Tips for Lowering Your Cholesterol 
 
 
 
 

What can I do to lower my cholesterol?
One of the first things you can do to lower your cholesterol is to make lifestyle changes – diet, exercise and stopping smoking. For some people, these first steps can lower their cholesterol enough to avoid medications. Other people need to make lifestyle changes and go on medication. We recommend that you talk to your doctor about what’s right for you.

Eat a heart-healthy diet
Here are some ways to include more heart-healthy foods in your diet:  

  • Control total fat. Limit all fats to no more than 35 percent of your total daily calories. You should limit saturated fats to less than 7 percent and trans fats to less than 1 percent of your total calories.  
  • Limit dietary cholesterol. Limit or avoid organ meats, egg yolks and whole-milk products. Shop for the leanest cuts of meat available. Roast or bake your chicken or turkey with the skin removed. Avoid fried and greasy foods.  
  • Add foods that are high in soluble fiber such as oat bran, oatmeal, beans, peas, rice bran, barley, citrus fruits, strawberries and apples.  
  • Eat more fish. Look for cold water fish such as salmon, mackerel and herring that contain omega-3 fatty acids. These omega-3s may lower your triglyceride levels. Pregnant women or those who plan to become pregnant, should limit their intake of cold water fish due to the possibility of mercury contamination.   
  • Consider soy products. Soy contains a compound called “isoflavones” that help regulate cholesterol levels. Eating soy proteins can reduce your total cholesterol levels, LDL cholesterol and triglycerides while raising your HDL cholesterol.  
  • Drink alcohol in moderation, if at all.  
  • Reduce sugar intake.  

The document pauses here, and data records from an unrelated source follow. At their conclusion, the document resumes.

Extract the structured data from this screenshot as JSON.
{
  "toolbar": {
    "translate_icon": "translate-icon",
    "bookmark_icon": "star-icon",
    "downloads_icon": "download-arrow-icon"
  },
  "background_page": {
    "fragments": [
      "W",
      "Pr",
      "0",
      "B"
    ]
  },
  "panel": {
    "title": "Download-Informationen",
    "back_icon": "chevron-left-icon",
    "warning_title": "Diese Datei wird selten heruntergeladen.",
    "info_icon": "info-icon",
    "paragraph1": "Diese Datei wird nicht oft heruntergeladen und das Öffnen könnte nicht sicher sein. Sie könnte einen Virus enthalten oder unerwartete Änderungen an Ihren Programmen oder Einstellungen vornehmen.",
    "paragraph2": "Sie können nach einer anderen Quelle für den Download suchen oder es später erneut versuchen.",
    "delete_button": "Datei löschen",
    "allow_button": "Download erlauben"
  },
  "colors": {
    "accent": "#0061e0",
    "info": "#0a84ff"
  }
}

Exercise
Losing weight may improve your cholesterol levels. Doctors recommend adding aerobic exercise such as brisk walking, jogging, bicycling or swimming to your life to help maintain a healthy weight and lower cholesterol. Start gradually and build up to exercising at least 30 minutes every day, if possible. You can break your exercise up in 10 or 15-minute sessions throughout the day. Talk with your doctor before beginning an exercise program.      

Shopping for Low Fat and Low Cholesterol Foods

  • Lean cuts of red meat (no more than 6 ounces cooked per day)
  • White meat chicken or turkey with the skin removed (baked or roasted)
  • Fruits and vegetables (canned or fresh)
  • Whole grains, beans, pasta, breads, potatoes, hot and cold cereals, taco shells and plain tortillas
  • Vegetable oils (olive, corn and canola)
  • Fish, shrimp and shellfish (baked or broiled)
  • Skim milk, ice milk, low-fat/non-fat yogurt and cheeses labeled “low fat,” “light” or “part skim”
  • Angel food cake, fig bar cookies, gingersnaps, animal crackers, jelly beans
  • Hard candies, popsicles, frozen non- or low-fat yogurt, sherbet          

For a free, confidential physician referral, call toll-free 1-800-381-2733.